[Items listed in a dataset]
__________________________________________________
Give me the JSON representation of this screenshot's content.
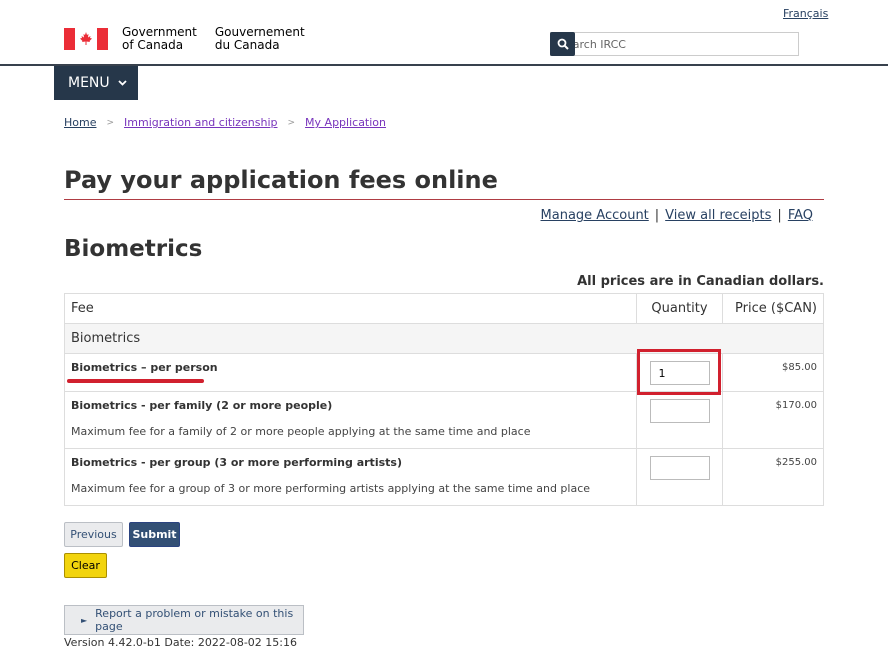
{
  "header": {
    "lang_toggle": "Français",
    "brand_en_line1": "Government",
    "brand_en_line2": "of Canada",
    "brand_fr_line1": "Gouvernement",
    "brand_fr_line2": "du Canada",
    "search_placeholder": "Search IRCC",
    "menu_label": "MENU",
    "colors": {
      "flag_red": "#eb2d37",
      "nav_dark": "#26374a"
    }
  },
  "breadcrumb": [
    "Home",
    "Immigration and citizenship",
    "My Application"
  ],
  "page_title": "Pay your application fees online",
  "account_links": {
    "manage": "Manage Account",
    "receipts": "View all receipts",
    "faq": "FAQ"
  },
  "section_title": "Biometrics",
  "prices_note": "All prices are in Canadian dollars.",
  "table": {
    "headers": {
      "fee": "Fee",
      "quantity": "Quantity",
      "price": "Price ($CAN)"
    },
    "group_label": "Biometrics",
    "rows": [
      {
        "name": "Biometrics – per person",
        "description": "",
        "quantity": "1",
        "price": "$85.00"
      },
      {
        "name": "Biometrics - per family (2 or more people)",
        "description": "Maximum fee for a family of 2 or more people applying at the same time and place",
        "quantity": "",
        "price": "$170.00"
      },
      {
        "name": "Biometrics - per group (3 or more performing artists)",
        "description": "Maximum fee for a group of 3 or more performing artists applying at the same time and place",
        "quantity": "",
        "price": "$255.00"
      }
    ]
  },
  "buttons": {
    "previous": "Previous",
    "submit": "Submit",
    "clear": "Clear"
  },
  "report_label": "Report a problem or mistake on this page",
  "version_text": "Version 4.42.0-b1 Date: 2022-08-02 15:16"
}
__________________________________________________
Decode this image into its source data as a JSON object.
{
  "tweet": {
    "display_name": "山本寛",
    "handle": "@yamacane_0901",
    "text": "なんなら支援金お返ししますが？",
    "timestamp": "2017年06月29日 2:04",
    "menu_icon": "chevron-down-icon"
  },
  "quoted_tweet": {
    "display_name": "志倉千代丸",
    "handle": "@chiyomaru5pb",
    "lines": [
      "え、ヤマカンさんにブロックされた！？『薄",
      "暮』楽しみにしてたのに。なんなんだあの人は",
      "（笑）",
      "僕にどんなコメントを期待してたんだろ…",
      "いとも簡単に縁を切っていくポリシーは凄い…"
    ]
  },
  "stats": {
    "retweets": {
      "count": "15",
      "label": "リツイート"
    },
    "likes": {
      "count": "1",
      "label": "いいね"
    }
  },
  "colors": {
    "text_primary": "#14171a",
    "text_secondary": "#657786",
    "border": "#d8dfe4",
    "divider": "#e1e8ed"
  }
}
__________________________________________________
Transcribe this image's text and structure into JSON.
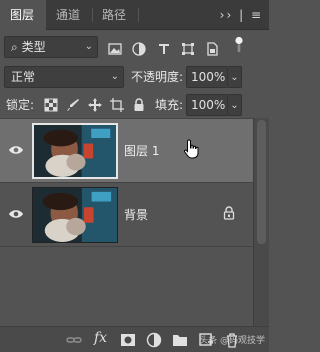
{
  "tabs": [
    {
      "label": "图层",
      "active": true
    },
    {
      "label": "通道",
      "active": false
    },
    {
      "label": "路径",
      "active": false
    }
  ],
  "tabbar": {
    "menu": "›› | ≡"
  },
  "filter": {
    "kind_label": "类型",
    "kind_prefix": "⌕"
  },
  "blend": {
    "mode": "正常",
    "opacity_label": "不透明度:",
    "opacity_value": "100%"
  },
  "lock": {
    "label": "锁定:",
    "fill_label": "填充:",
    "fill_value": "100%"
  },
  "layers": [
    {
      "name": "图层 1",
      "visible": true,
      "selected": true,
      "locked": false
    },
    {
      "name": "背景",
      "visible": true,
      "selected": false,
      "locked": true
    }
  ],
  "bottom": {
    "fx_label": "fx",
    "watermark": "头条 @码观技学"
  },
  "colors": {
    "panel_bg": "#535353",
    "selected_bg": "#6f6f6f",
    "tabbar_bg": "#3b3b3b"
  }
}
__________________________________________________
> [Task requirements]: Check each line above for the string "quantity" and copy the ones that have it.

> [Response to the task]:
      "quantity": "Quantity",
        "quantity": "1",
        "quantity": "",
        "quantity": "",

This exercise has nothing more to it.